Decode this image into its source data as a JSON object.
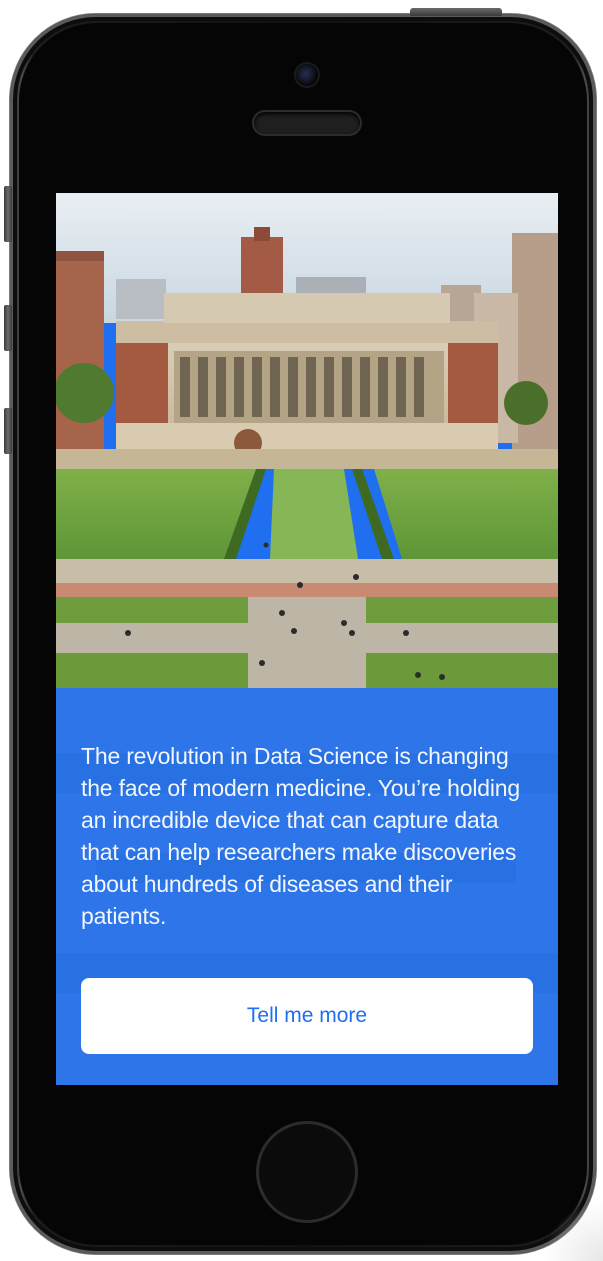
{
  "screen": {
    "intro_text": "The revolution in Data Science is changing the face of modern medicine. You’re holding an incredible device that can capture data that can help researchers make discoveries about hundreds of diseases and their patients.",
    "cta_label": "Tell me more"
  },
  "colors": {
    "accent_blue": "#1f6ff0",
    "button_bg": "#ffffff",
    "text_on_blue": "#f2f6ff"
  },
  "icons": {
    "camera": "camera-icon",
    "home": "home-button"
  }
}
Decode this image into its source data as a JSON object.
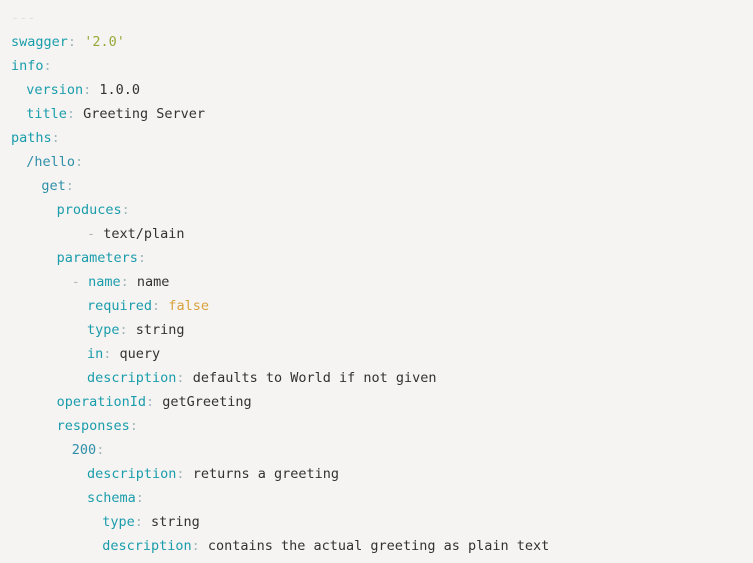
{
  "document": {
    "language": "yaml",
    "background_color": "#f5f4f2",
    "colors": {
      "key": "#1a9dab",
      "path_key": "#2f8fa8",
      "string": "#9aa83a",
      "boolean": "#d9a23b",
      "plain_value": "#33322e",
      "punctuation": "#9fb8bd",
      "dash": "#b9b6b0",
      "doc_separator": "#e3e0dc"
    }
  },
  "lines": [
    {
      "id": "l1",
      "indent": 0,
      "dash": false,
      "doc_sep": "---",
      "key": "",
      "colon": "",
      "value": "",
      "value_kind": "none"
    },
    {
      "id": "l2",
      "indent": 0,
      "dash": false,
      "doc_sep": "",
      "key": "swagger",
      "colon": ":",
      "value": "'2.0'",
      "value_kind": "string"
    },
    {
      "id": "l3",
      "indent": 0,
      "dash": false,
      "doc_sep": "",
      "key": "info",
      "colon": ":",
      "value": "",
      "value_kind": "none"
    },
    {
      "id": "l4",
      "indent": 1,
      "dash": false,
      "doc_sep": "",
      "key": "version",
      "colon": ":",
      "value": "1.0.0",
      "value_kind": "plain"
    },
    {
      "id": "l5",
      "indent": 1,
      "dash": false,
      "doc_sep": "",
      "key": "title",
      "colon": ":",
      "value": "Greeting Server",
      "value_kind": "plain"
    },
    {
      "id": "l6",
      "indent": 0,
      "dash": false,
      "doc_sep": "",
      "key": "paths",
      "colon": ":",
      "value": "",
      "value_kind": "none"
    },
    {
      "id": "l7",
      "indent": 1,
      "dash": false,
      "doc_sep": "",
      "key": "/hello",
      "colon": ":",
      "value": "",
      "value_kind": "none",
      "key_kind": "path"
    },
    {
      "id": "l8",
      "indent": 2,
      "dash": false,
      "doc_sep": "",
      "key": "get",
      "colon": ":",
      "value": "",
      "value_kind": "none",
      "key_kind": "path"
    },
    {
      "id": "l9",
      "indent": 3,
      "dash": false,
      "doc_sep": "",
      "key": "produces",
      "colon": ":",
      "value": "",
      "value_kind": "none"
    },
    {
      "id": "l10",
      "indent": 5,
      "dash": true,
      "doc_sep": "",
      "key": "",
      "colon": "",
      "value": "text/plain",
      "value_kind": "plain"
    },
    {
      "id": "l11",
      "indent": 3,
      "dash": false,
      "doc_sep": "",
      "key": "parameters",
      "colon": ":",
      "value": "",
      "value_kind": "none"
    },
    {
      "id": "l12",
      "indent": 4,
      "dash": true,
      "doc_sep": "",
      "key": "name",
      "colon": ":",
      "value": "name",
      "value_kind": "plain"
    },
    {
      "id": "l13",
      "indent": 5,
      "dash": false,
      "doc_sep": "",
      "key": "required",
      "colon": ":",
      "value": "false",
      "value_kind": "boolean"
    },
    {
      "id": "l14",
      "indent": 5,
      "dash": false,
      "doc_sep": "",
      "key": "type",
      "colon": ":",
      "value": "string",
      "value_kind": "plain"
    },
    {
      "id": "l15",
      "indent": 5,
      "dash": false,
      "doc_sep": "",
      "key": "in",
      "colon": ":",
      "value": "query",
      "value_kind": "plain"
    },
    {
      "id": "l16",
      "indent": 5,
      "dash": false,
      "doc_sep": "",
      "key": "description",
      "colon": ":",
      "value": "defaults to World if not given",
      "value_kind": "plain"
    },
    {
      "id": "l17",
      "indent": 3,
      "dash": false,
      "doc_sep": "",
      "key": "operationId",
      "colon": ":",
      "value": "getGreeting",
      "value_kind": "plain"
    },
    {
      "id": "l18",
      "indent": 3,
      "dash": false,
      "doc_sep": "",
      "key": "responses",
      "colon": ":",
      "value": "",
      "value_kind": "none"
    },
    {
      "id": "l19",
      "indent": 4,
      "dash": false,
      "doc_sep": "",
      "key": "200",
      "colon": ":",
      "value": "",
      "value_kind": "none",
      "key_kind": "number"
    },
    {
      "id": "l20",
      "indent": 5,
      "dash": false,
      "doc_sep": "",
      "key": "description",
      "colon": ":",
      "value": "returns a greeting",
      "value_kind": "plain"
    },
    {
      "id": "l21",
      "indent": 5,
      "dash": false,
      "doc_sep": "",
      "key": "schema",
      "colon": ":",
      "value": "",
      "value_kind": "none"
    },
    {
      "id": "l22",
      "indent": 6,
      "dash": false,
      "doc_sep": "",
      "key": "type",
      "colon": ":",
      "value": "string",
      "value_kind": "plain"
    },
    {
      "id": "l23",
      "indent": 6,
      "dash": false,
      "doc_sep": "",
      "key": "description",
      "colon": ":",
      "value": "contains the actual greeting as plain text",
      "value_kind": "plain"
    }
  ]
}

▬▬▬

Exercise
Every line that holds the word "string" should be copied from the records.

Task solution
      "string": "#9aa83a",
      "value_kind": "string"
      "value": "string",
      "value": "string",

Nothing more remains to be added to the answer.